====== MATERIAL PROVIDED ======

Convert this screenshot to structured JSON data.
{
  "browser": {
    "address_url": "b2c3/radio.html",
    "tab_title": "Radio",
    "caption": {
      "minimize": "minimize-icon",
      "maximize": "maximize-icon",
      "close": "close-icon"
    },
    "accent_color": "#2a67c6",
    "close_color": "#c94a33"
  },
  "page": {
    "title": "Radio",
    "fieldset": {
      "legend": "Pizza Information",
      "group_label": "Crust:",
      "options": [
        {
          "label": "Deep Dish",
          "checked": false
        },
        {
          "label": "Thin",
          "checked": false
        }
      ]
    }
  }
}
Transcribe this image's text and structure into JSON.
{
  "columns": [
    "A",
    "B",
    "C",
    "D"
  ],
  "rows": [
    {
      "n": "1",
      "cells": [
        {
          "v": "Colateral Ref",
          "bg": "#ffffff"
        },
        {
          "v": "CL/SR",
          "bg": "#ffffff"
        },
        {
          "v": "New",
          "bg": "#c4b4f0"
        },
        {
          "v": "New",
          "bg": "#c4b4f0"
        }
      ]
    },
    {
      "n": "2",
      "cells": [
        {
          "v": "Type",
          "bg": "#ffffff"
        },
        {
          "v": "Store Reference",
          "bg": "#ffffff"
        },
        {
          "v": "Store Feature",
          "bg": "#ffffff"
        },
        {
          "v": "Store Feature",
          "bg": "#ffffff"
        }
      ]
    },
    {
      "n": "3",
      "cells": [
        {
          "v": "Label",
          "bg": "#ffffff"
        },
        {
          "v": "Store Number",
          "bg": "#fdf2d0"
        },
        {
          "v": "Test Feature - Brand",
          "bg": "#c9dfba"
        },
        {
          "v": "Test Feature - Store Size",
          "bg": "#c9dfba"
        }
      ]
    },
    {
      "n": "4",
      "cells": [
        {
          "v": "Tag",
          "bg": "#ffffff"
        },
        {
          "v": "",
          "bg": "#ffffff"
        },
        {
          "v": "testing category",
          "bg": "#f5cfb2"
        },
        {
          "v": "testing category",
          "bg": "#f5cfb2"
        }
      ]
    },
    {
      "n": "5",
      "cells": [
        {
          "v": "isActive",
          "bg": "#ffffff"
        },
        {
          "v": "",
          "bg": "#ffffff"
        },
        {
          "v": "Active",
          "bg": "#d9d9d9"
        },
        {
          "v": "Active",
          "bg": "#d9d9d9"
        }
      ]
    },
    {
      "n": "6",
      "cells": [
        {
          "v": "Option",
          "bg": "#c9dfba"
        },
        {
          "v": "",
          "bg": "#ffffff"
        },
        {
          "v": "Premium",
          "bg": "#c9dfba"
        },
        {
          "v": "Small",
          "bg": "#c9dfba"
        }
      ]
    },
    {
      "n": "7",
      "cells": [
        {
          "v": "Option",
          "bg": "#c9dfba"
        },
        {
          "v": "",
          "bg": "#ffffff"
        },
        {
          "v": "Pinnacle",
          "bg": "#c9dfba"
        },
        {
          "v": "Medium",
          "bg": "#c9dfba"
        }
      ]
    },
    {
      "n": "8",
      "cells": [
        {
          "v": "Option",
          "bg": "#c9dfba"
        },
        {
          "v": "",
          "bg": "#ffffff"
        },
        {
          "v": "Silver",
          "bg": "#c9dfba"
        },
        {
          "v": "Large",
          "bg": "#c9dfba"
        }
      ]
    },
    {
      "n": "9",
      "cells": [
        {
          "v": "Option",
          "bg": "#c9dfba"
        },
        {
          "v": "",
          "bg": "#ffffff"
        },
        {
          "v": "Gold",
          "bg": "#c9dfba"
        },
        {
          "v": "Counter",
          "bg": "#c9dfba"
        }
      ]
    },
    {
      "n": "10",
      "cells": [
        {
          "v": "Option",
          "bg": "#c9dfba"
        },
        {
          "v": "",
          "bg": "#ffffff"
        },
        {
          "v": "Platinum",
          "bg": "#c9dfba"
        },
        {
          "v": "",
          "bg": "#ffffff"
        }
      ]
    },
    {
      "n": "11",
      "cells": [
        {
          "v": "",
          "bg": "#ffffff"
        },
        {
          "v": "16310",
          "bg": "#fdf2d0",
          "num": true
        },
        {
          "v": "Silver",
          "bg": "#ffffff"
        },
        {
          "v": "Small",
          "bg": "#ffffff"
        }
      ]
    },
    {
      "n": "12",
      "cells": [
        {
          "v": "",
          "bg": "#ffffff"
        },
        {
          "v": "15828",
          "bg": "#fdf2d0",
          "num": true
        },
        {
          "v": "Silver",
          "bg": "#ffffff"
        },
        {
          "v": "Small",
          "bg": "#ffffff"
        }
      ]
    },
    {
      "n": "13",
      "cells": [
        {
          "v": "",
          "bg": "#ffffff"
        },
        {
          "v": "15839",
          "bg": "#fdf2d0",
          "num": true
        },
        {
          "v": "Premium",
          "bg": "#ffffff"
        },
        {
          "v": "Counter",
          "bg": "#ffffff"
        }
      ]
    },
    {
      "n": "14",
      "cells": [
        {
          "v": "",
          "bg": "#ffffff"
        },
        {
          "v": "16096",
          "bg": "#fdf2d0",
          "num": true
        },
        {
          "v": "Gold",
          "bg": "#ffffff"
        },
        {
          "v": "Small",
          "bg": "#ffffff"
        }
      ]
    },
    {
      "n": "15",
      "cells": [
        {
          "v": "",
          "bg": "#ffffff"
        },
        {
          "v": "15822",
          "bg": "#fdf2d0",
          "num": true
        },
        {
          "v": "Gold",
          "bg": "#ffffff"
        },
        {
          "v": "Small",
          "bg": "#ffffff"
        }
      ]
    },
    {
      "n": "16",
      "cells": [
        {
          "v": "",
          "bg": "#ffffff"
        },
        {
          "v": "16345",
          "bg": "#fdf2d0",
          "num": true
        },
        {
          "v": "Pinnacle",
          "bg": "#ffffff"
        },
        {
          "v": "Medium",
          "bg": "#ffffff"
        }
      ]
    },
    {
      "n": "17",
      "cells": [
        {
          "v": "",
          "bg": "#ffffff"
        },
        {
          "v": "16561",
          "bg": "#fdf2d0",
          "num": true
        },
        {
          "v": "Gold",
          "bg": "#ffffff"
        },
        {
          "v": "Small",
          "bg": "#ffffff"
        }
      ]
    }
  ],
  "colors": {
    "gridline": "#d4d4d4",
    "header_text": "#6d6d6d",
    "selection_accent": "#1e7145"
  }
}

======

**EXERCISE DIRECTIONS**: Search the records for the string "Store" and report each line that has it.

**REPLY**:
          "v": "Store Reference",
          "v": "Store Feature",
          "v": "Store Feature",
          "v": "Store Number",
          "v": "Test Feature - Store Size",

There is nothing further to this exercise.